Bio-based fibres for human damaged part replacements and active wound healing


“What is the role of fibres in biomedical applications?"

“How are bio-based fibres related to the implantation of tissue or organs to a human body?”

“Can the healing capabilities of wound dessings be improved by adding properties to the fibres?”


Tissue engineering and regenerative medicine has emerged as a multidisciplinary field that combines the principles of engineering, biology and medicine. A major goal of this field is to create constructs with controlled structures and mechanical properties. These constructs can be either applied to the human body surface or used inside the body. Examples of fibrous construct interfaced with the body are bandages or dressings utilized for covering and treating wounds and damaged tissues. The fabrics applied to the body surface should provide a mechanical support to the wound and damaged tissues until the new tissue is formed and the wound is closed. Therefore, it is essential to reach a proper mechanical strength when designing fibrous dressings.

Figure 1. Structural arrangement of fibres in a blood vessel.

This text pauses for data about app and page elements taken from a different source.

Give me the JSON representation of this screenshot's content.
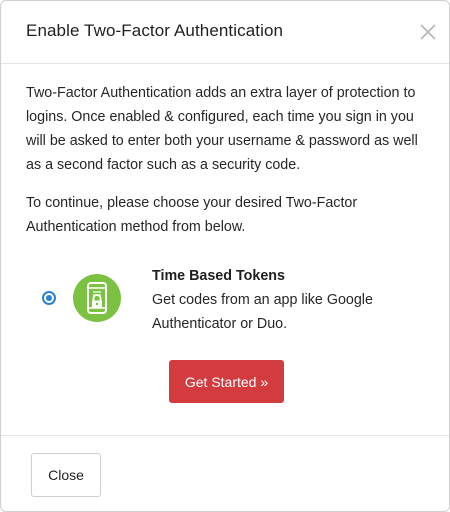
{
  "dialog": {
    "title": "Enable Two-Factor Authentication",
    "close_icon": "close-x-icon"
  },
  "body": {
    "intro": "Two-Factor Authentication adds an extra layer of protection to logins. Once enabled & configured, each time you sign in you will be asked to enter both your username & password as well as a second factor such as a security code.",
    "continue": "To continue, please choose your desired Two-Factor Authentication method from below."
  },
  "method": {
    "selected": true,
    "icon": "phone-lock-icon",
    "title": "Time Based Tokens",
    "description": "Get codes from an app like Google Authenticator or Duo."
  },
  "actions": {
    "get_started_label": "Get Started »",
    "close_label": "Close"
  },
  "colors": {
    "primary_button": "#d23c3f",
    "radio_accent": "#2a82d4",
    "icon_green": "#7cc242"
  }
}
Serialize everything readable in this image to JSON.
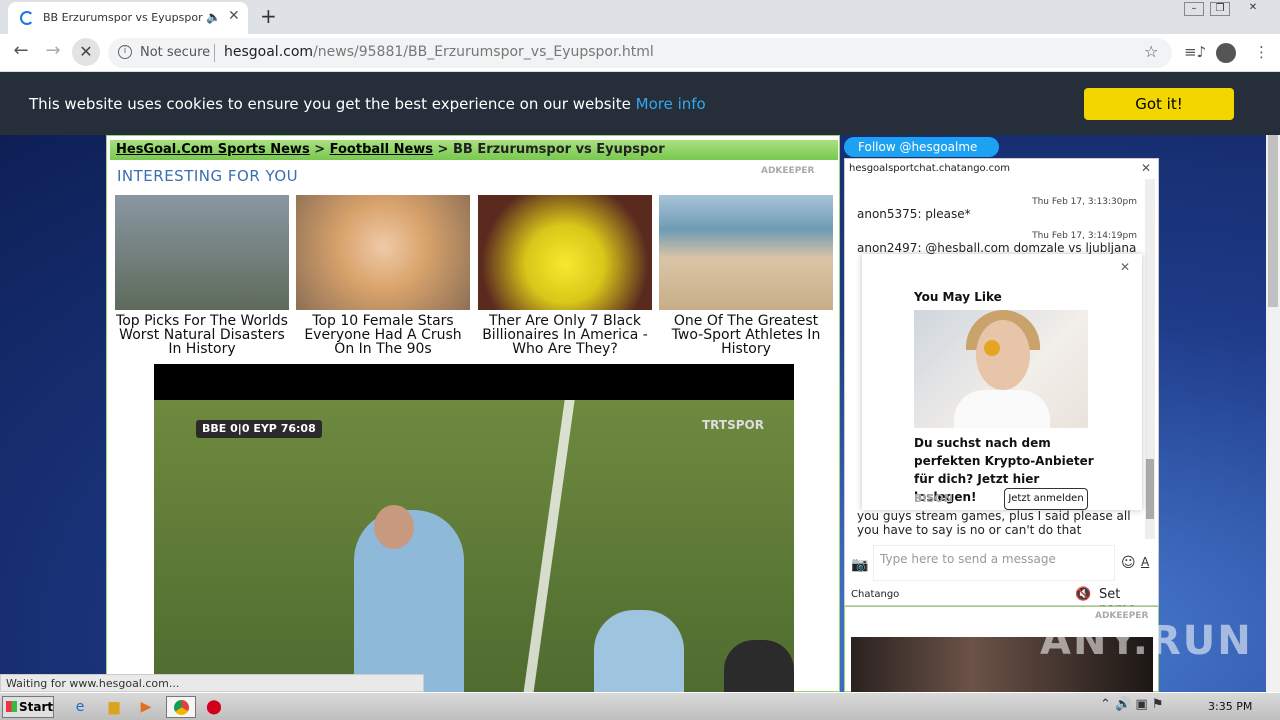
{
  "browser": {
    "tab_title": "BB Erzurumspor vs Eyupspor - H",
    "url_security": "Not secure",
    "url_domain": "hesgoal.com",
    "url_path": "/news/95881/BB_Erzurumspor_vs_Eyupspor.html",
    "status_text": "Waiting for www.hesgoal.com..."
  },
  "cookie": {
    "message": "This website uses cookies to ensure you get the best experience on our website",
    "more_info": "More info",
    "button": "Got it!"
  },
  "breadcrumb": {
    "site": "HesGoal.Com Sports News",
    "sep1": " > ",
    "section": "Football News",
    "sep2": " > ",
    "current": "BB Erzurumspor vs Eyupspor"
  },
  "interesting": {
    "heading": "INTERESTING FOR YOU",
    "badge": "ADKEEPER",
    "cards": [
      {
        "caption": "Top Picks For The Worlds Worst Natural Disasters In History",
        "color": "#7b8a97"
      },
      {
        "caption": "Top 10 Female Stars Everyone Had A Crush On In The 90s",
        "color": "#d7b48c"
      },
      {
        "caption": "Ther Are Only 7 Black Billionaires In America - Who Are They?",
        "color": "#c9b026"
      },
      {
        "caption": "One Of The Greatest Two-Sport Athletes In History",
        "color": "#9ab3c4"
      }
    ]
  },
  "video": {
    "home": "BBE",
    "home_score": "0",
    "away_score": "0",
    "away": "EYP",
    "clock": "76:08",
    "channel": "TRTSPOR"
  },
  "twitter": {
    "follow": "Follow @hesgoalme"
  },
  "chat": {
    "header": "hesgoalsportchat.chatango.com",
    "messages": [
      {
        "time": "Thu Feb 17, 3:13:30pm",
        "text": "anon5375: please*"
      },
      {
        "time": "Thu Feb 17, 3:14:19pm",
        "text": "anon2497: @hesball.com domzale vs ljubljana"
      }
    ],
    "last_text": "you guys stream games, plus I said please all you have to say is no or can't do that",
    "input_placeholder": "Type here to send a message",
    "footer_brand": "Chatango",
    "set_name": "Set name"
  },
  "popup": {
    "heading": "You May Like",
    "text": "Du suchst nach dem perfekten Krypto-Anbieter für dich? Jetzt hier loslegen!",
    "brand": "BISON",
    "button": "Jetzt anmelden"
  },
  "ad_box": {
    "badge": "ADKEEPER"
  },
  "watermark": "ANY.RUN",
  "taskbar": {
    "start": "Start",
    "clock": "3:35 PM"
  }
}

Implantation of the fibrous constructs in the body is done when a replacement for a diseased or damaged tissue or organ is required. All tissues and organs in the body are composed of various fibres with different structures (as shown in the figure) which provide proper functionality to the tissue. The implants should mimic the structure, biological and mechanical properties of the native tissues in order to have long-term functionality in the body.

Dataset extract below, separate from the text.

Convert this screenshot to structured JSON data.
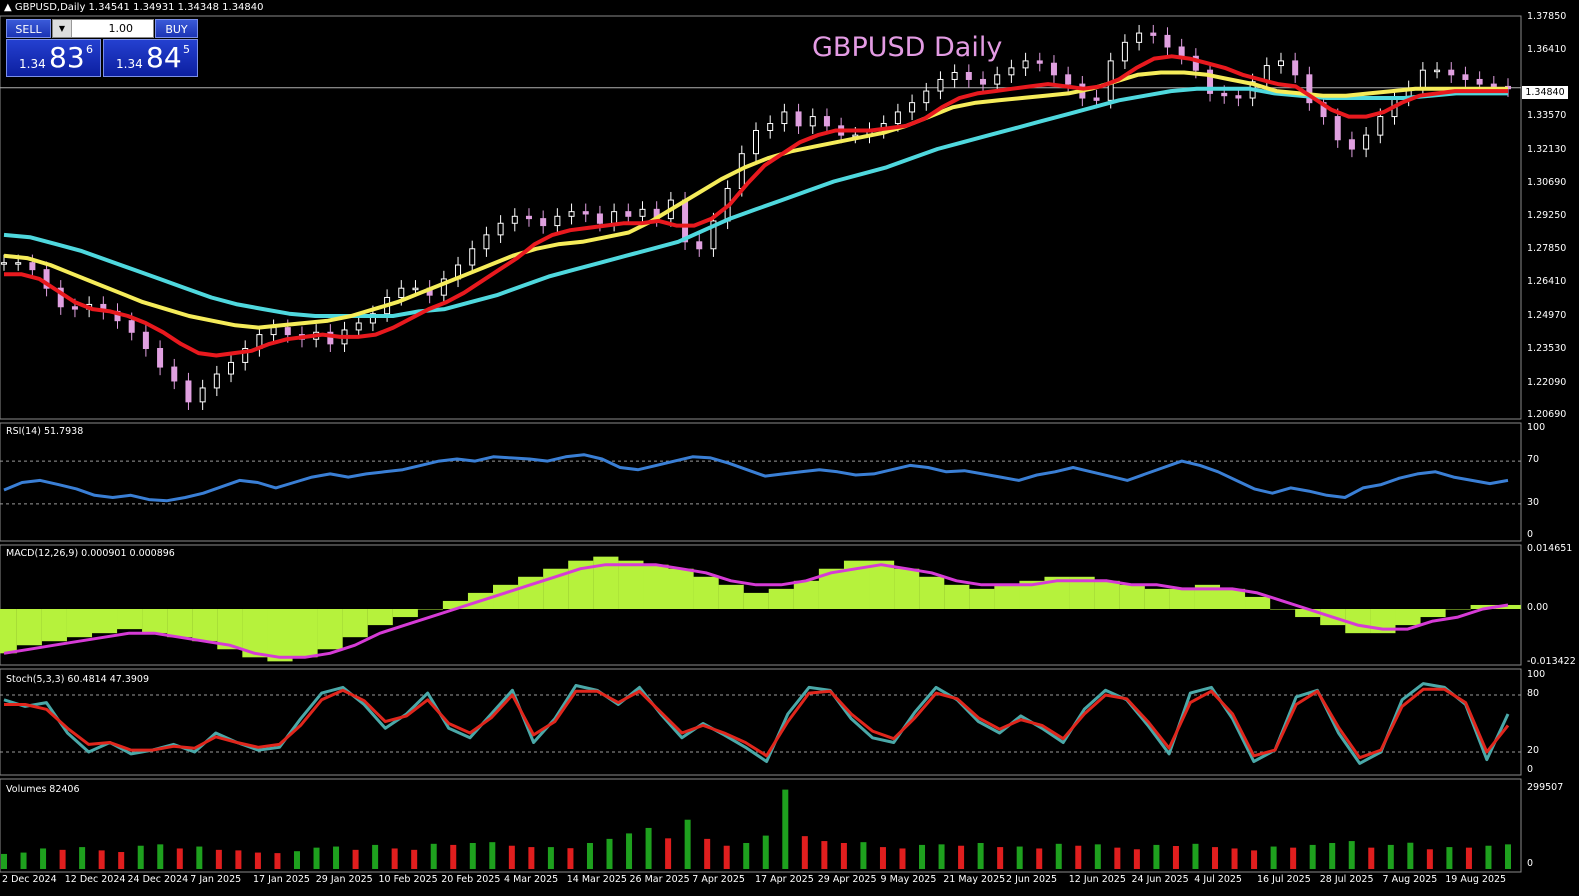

The structure of the native tissue can be mimicked by the structure of scaffolds in the engineered constructs. Scaffolds are porous 3D materials that provide mechanical stability and structure to the newly-formed tissue and allow the cells to adhere, expand and create a new tissue.  These scaffold materials can be seeded with cells prior to implantation or can be used as an acellular (without cells) construct that can attract the host cells after implantation. The extracellular matrix fibres produced by cells can be aligned with the fibres in the scaffold. Therefore, it is essential to design a scaffold with a native-like structure to create a functional native-like tissue. To create scaffolds with different fibrous structures, different methods, such as textile technologies, are used to fabricate scaffolds from the fibres.

Figure2. Impact of the scaffold structure on the alignment of cells (Lim et al. Arch Plast Surg 2014).

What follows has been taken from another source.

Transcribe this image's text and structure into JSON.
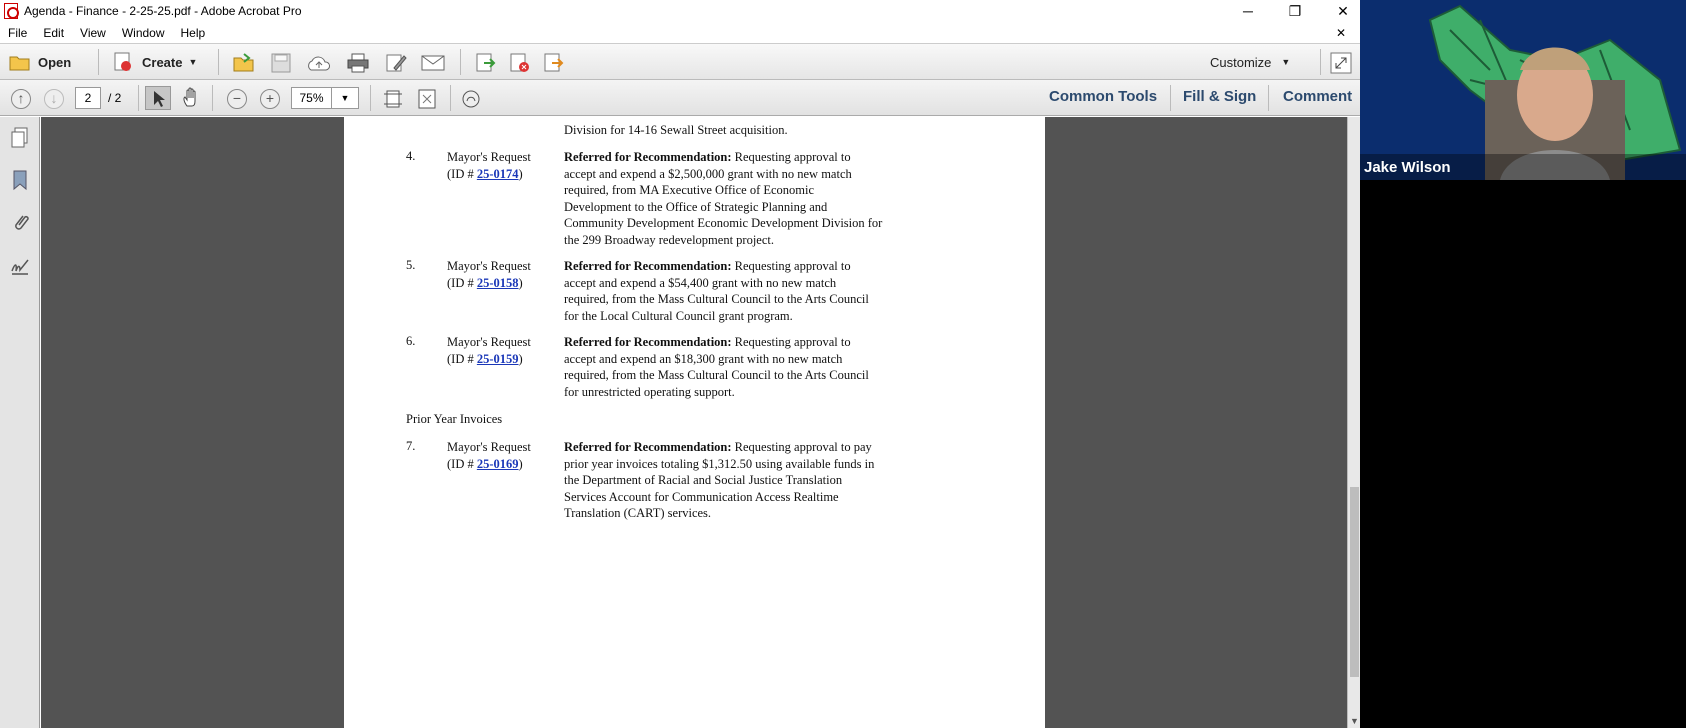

Finally, depending on the application for which the scaffold is going to be used, different bioactive components or drugs can be incorporated onto the fibres. For example, incorporation of antimicrobial components to wound dressings can prevent infection in a wide range of wounds, and  incorporation of growth factors in a scaffold can stimulate growth of the cells and formation of the new tissue. While a huge progress has been made in the field of fibre-based scaffolds used for medical applications, fibre-based implants used in the clinic are only limited to a very few applications. The main reason is that they mostly don’t have a native-like structure and properties. Therefore, in the future studies, it is important to develop advanced biomaterials with tunable physical and chemical properties capable of a controlled delivery of different biomolecules and to produce and fabricate the fibres to a 3D native-like construct.



Samaneh Ghazanfari, Maastricht University

WP leader of WP4, Biomedical Applications and supervisor in IRP4